Northern News Services
Published Friday, October 12, 2007
YELLOWKNIFE - Some Kam Lake residents are upset with the city's latest blueprint for expansion.
The Smart Growth Redevelopment Plan - unveiled last March - does not include the Kam Lake area, the city's main industrial zone but home to numerous residents as well.
Carol Beck stands in front of some of her kennels at her home and business, Beck's Kennels, in the Kam Lake area. - Cara Loverock/ NNSL Photo
Carol Beck, a Kam Lake resident and business owner, said she was surprised that Kam Lake was not included in the city's plans for future development.
"I think it's a significant part of the city" said Beck, owner of Beck's Kennels.
"There are a lot of businesses out there and I think that it should be included in the plan."
A survey was sent out to Yellowknife residents last month in order to get more input from the public on future development.
"When I filled out my survey I personally made an extra little box for Kam Lake and added some suggestions and that sort of thing," said Beck, adding, "I'm not sure why it was left out but I think it's a big loss that it was."
Beck's home and business has been in Kam Lake since 1985, and she said she has witnessed a lot of development in the area.
Future development could potentially raise safety issues in some places, said Beck. She said access to the waterfront on Kam Lake has been an issue and large trucks hauling gravel on narrow Kam Lake Road can be a safety issue, since the road has poor visibility. If Kam Lake was part of a formal plan, said Beck, some of these issues could be dealt with better.
Kam Lake MLA Dave Ramsay said he has heard from a number of property owners in Kam Lake who are upset with the city for excluding the area from the plan.
"If I were a property owner out there I'd be upset with the city as well," said Ramsay. "They pay big taxes and they expect a level of service."
Ramsay said he has spoken with city officials about the plan who told him Kam Lake will be involved down the road, but the city has done a poor job of communicating that to the public.
"If (city councillors) rubber stamp that plan before it goes out, and it doesn't include a communications plan and it doesn't include sections of the city that are going to experience growth, then they're missing the boat, they're missing the point," said Ramsay.
Jeff Humble, director of planning and development for the City of Yellowknife, describes the redevelopment plan as "a term plan the city is looking at for the growth and development to the city. So we're looking for a plan, for a projection of where the city may grow up to a population of 50,000."

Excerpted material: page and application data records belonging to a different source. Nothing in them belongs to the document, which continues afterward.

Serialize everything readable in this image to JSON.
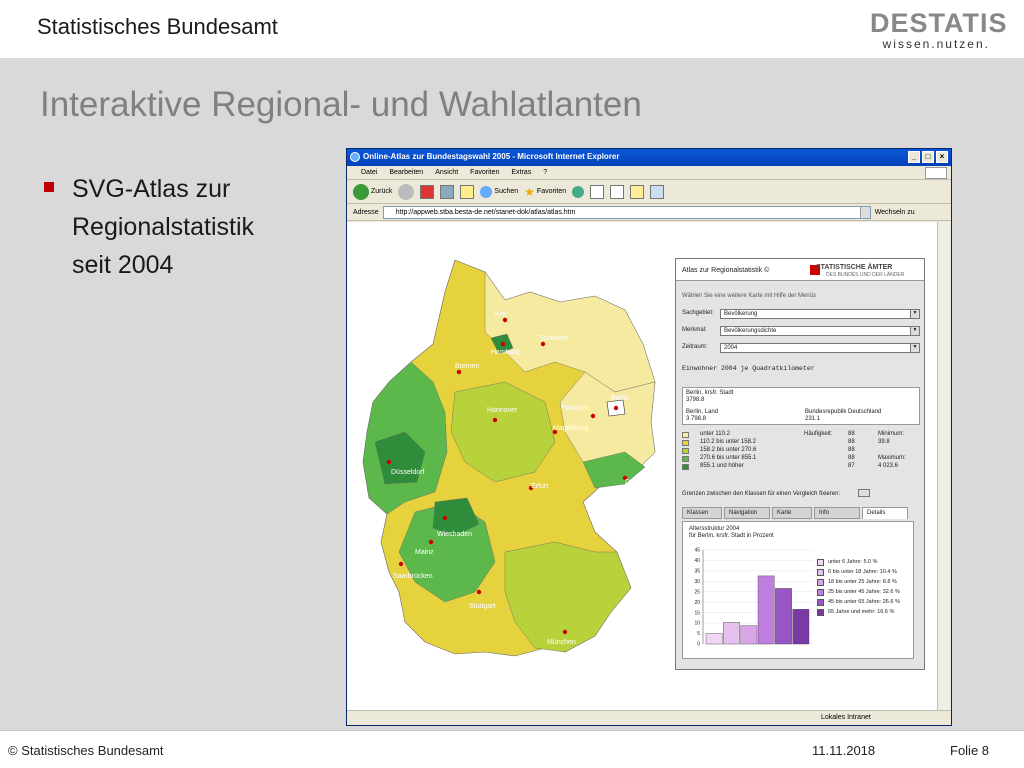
{
  "slide": {
    "organization": "Statistisches Bundesamt",
    "logo_word": "DESTATIS",
    "logo_tagline": "wissen.nutzen.",
    "title": "Interaktive Regional- und  Wahlatlanten",
    "bullet_lines": [
      "SVG-Atlas zur",
      "Regionalstatistik",
      "seit 2004"
    ],
    "footer_copyright": "© Statistisches Bundesamt",
    "footer_date": "11.11.2018",
    "footer_page": "Folie 8"
  },
  "browser": {
    "title": "Online-Atlas zur Bundestagswahl 2005 - Microsoft Internet Explorer",
    "menu": [
      "Datei",
      "Bearbeiten",
      "Ansicht",
      "Favoriten",
      "Extras",
      "?"
    ],
    "toolbar": {
      "back": "Zurück",
      "search": "Suchen",
      "favorites": "Favoriten"
    },
    "address_label": "Adresse",
    "address_url": "http://appweb.stba.besta-de.net/stanet-dok/atlas/atlas.htm",
    "go_label": "Wechseln zu",
    "status_zone": "Lokales Intranet"
  },
  "map": {
    "cities": [
      "Kiel",
      "Hamburg",
      "Schwerin",
      "Bremen",
      "Hannover",
      "Potsdam",
      "Berlin",
      "Magdeburg",
      "Düsseldorf",
      "Erfurt",
      "Dresden",
      "Wiesbaden",
      "Mainz",
      "Saarbrücken",
      "Stuttgart",
      "München"
    ],
    "colors": {
      "c1": "#f5eaa0",
      "c2": "#e6d23c",
      "c3": "#b8d23c",
      "c4": "#5cb84a",
      "c5": "#2e8c3a"
    }
  },
  "atlas": {
    "title": "Atlas zur Regionalstatistik",
    "copyright_mark": "©",
    "org_line1": "STATISTISCHE ÄMTER",
    "org_line2": "DES BUNDES UND DER LÄNDER",
    "hint": "Wählen Sie eine weitere Karte mit Hilfe der Menüs",
    "sachgebiet_label": "Sachgebiet:",
    "sachgebiet_value": "Bevölkerung",
    "merkmal_label": "Merkmal:",
    "merkmal_value": "Bevölkerungsdichte",
    "zeitraum_label": "Zeitraum:",
    "zeitraum_value": "2004",
    "subtitle": "Einwohner 2004 je Quadratkilometer",
    "info": {
      "region": "Berlin, krsfr. Stadt",
      "region_value": "3798.8",
      "land": "Berlin, Land",
      "land_value": "3 798.8",
      "brd": "Bundesrepublik Deutschland",
      "brd_value": "231.1"
    },
    "legend": [
      {
        "label": "unter 110.2",
        "count": "88",
        "color": "#f5eaa0"
      },
      {
        "label": "110.2 bis unter 158.2",
        "count": "88",
        "color": "#e6d23c"
      },
      {
        "label": "158.2 bis unter 270.6",
        "count": "88",
        "color": "#b8d23c"
      },
      {
        "label": "270.6 bis unter 855.1",
        "count": "88",
        "color": "#5cb84a"
      },
      {
        "label": "855.1 und höher",
        "count": "87",
        "color": "#2e8c3a"
      }
    ],
    "haeufigkeit_label": "Häufigkeit:",
    "minimum_label": "Minimum:",
    "minimum_value": "39.8",
    "maximum_label": "Maximum:",
    "maximum_value": "4 023.6",
    "fix_label": "Grenzen zwischen den Klassen für einen Vergleich fixieren:",
    "tabs": [
      "Klassen",
      "Navigation",
      "Karte",
      "Info",
      "Details"
    ],
    "details_title_1": "Altersstruktur 2004",
    "details_title_2": "für Berlin, krsfr. Stadt in Prozent"
  },
  "chart_data": {
    "type": "bar",
    "title": "Altersstruktur 2004",
    "subtitle": "für Berlin, krsfr. Stadt in Prozent",
    "categories": [
      "unter 6 Jahre",
      "6 bis unter 18 Jahre",
      "18 bis unter 25 Jahre",
      "25 bis unter 45 Jahre",
      "45 bis unter 65 Jahre",
      "65 Jahre und mehr"
    ],
    "values": [
      5.0,
      10.4,
      8.8,
      32.6,
      26.6,
      16.6
    ],
    "legend_labels": [
      "unter 6 Jahre: 5.0 %",
      "6 bis unter 18 Jahre: 10.4 %",
      "18 bis unter 25 Jahre: 8.8 %",
      "25 bis unter 45 Jahre: 32.6 %",
      "45 bis unter 65 Jahre: 26.6 %",
      "65 Jahre und mehr: 16.6 %"
    ],
    "colors": [
      "#f0d8f4",
      "#e6c0ee",
      "#d8a6e6",
      "#c07ee0",
      "#9a56c4",
      "#7a3aa6"
    ],
    "yticks": [
      0,
      5,
      10,
      15,
      20,
      25,
      30,
      35,
      40,
      45
    ],
    "ylim": [
      0,
      45
    ],
    "legend_position": "right"
  }
}
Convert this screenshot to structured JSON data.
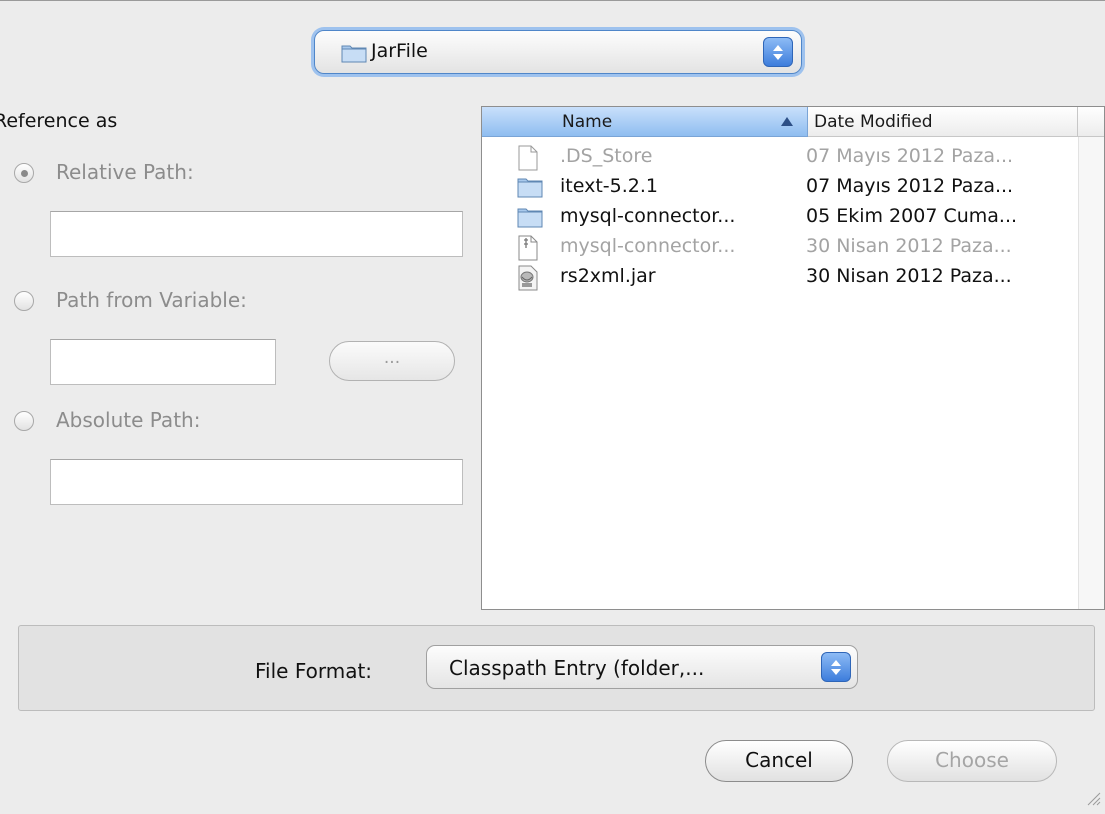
{
  "location": {
    "label": "JarFile"
  },
  "reference": {
    "title": "Reference as",
    "options": [
      {
        "label": "Relative Path:",
        "selected": true
      },
      {
        "label": "Path from Variable:",
        "selected": false
      },
      {
        "label": "Absolute Path:",
        "selected": false
      }
    ],
    "relative_value": "",
    "variable_value": "",
    "absolute_value": "",
    "browse_label": "..."
  },
  "browser": {
    "columns": {
      "name": "Name",
      "date": "Date Modified"
    },
    "sort": "ascending",
    "files": [
      {
        "name": ".DS_Store",
        "date": "07 Mayıs 2012 Paza...",
        "icon": "document-icon",
        "dimmed": true
      },
      {
        "name": "itext-5.2.1",
        "date": "07 Mayıs 2012 Paza...",
        "icon": "folder-icon",
        "dimmed": false
      },
      {
        "name": "mysql-connector...",
        "date": "05 Ekim 2007 Cuma...",
        "icon": "folder-icon",
        "dimmed": false
      },
      {
        "name": "mysql-connector...",
        "date": "30 Nisan 2012 Paza...",
        "icon": "archive-icon",
        "dimmed": true
      },
      {
        "name": "rs2xml.jar",
        "date": "30 Nisan 2012 Paza...",
        "icon": "jar-icon",
        "dimmed": false
      }
    ]
  },
  "format": {
    "label": "File Format:",
    "value": "Classpath Entry (folder,..."
  },
  "buttons": {
    "cancel": "Cancel",
    "choose": "Choose"
  },
  "colors": {
    "accent": "#8fbdf0",
    "focus_ring": "#9ec2ee",
    "stepper": "#3d7ddc"
  }
}
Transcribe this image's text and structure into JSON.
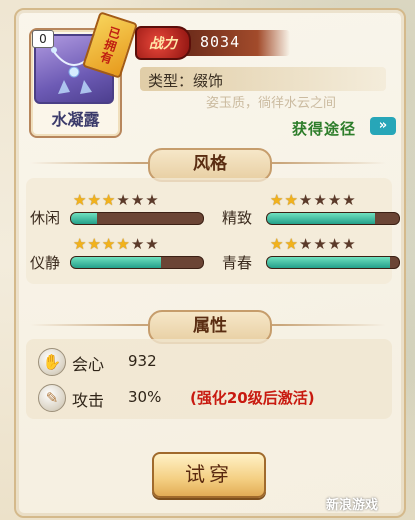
{
  "item": {
    "count": "0",
    "owned_tag": "已拥有",
    "name": "水凝露"
  },
  "power": {
    "label": "战力",
    "value": "8034"
  },
  "type_line": "类型：缀饰",
  "description_ghost": "姿玉质，徜徉水云之间",
  "obtain_link": "获得途径",
  "obtain_arrow": "»",
  "style_section": {
    "title": "风格",
    "stats": [
      {
        "label": "休闲",
        "stars": 3,
        "max_stars": 6,
        "fill": 0.2
      },
      {
        "label": "精致",
        "stars": 2,
        "max_stars": 6,
        "fill": 0.82
      },
      {
        "label": "仪静",
        "stars": 4,
        "max_stars": 6,
        "fill": 0.68
      },
      {
        "label": "青春",
        "stars": 2,
        "max_stars": 6,
        "fill": 0.93
      }
    ]
  },
  "attr_section": {
    "title": "属性",
    "attrs": [
      {
        "name": "会心",
        "value": "932",
        "note": "",
        "icon": "hand-icon"
      },
      {
        "name": "攻击",
        "value": "30%",
        "note": "(强化20级后激活)",
        "icon": "feather-icon"
      }
    ]
  },
  "try_on_label": "试穿",
  "watermark": "新浪游戏",
  "colors": {
    "bar_fill": "#24a08a",
    "star_on": "#f2b21b",
    "note_red": "#c81a10",
    "obtain_green": "#2d7d2a"
  }
}
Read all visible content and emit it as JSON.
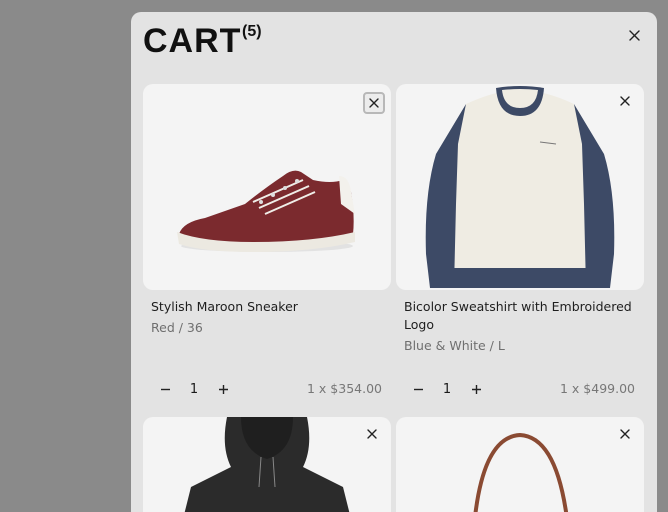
{
  "cart": {
    "title": "CART",
    "count": "(5)",
    "close_icon": "close-icon"
  },
  "items": [
    {
      "name": "Stylish Maroon Sneaker",
      "variant": "Red / 36",
      "quantity": "1",
      "price": "1 x $354.00",
      "colors": {
        "main": "#7b2a2e",
        "sole": "#ece9e1"
      }
    },
    {
      "name": "Bicolor Sweatshirt with Embroidered Logo",
      "variant": "Blue & White / L",
      "quantity": "1",
      "price": "1 x $499.00",
      "colors": {
        "body": "#efece3",
        "sleeves": "#3d4a66"
      }
    },
    {
      "name": "",
      "variant": "",
      "quantity": "",
      "price": "",
      "colors": {
        "main": "#2b2b2b"
      }
    },
    {
      "name": "",
      "variant": "",
      "quantity": "",
      "price": "",
      "colors": {
        "strap": "#8a4a32"
      }
    }
  ],
  "icons": {
    "remove": "close-icon",
    "decrease": "minus-icon",
    "increase": "plus-icon"
  }
}
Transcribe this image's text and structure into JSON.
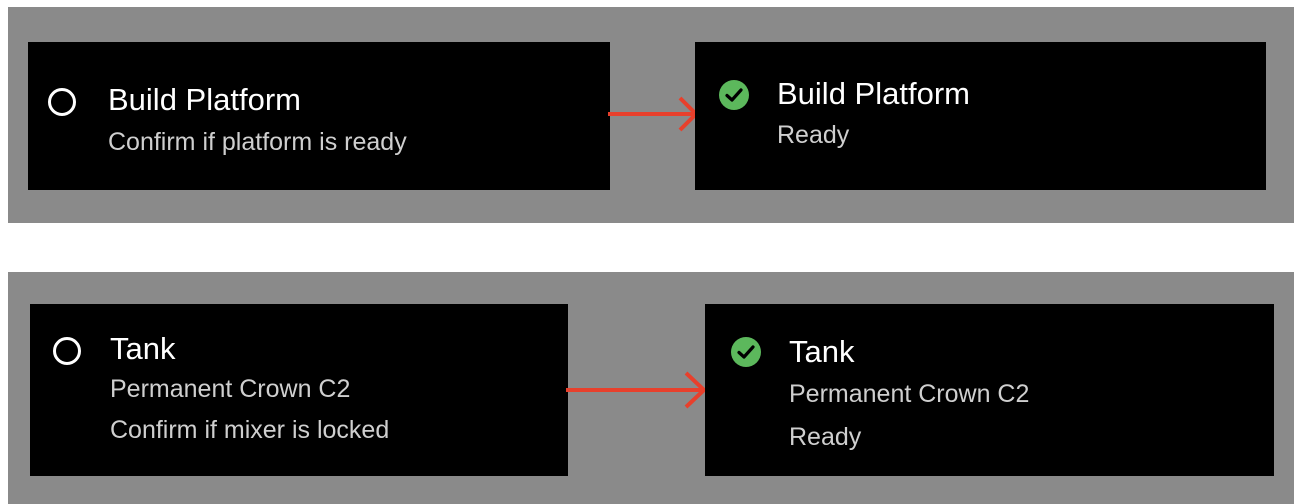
{
  "colors": {
    "background_panel": "#8a8a8a",
    "card": "#000000",
    "check": "#5cb85c",
    "arrow": "#e8402c"
  },
  "rows": [
    {
      "before": {
        "icon": "empty-circle-icon",
        "title": "Build Platform",
        "lines": [
          "Confirm if platform is ready"
        ]
      },
      "after": {
        "icon": "green-check-icon",
        "title": "Build Platform",
        "lines": [
          "Ready"
        ]
      }
    },
    {
      "before": {
        "icon": "empty-circle-icon",
        "title": "Tank",
        "lines": [
          "Permanent Crown C2",
          "Confirm if mixer is locked"
        ]
      },
      "after": {
        "icon": "green-check-icon",
        "title": "Tank",
        "lines": [
          "Permanent Crown C2",
          "Ready"
        ]
      }
    }
  ]
}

There is roughly $600,000 dedicated to the plan through various organizations, including the Department of Education, Culture and Employment, Indian and Northern Affairs Canada and the Federation of Canadian Municipalities, in addition to the money Yellowknife city council has already approved.
Humble said the survey did provide the opportunity for outlying residents and businesses, including those in Kam Lake, to give input that relates to their community.
"There are opportunities in there and there will be further opportunities when we get to the focus group sessions to highlight some of those," said Humble.
"But we wanted to direct our focus to issues in and around the downtown core area."
Concerns, Humble said that the city will take into consideration for Kam Lake include transportation, residential use and environmental concerns around Grace Lake.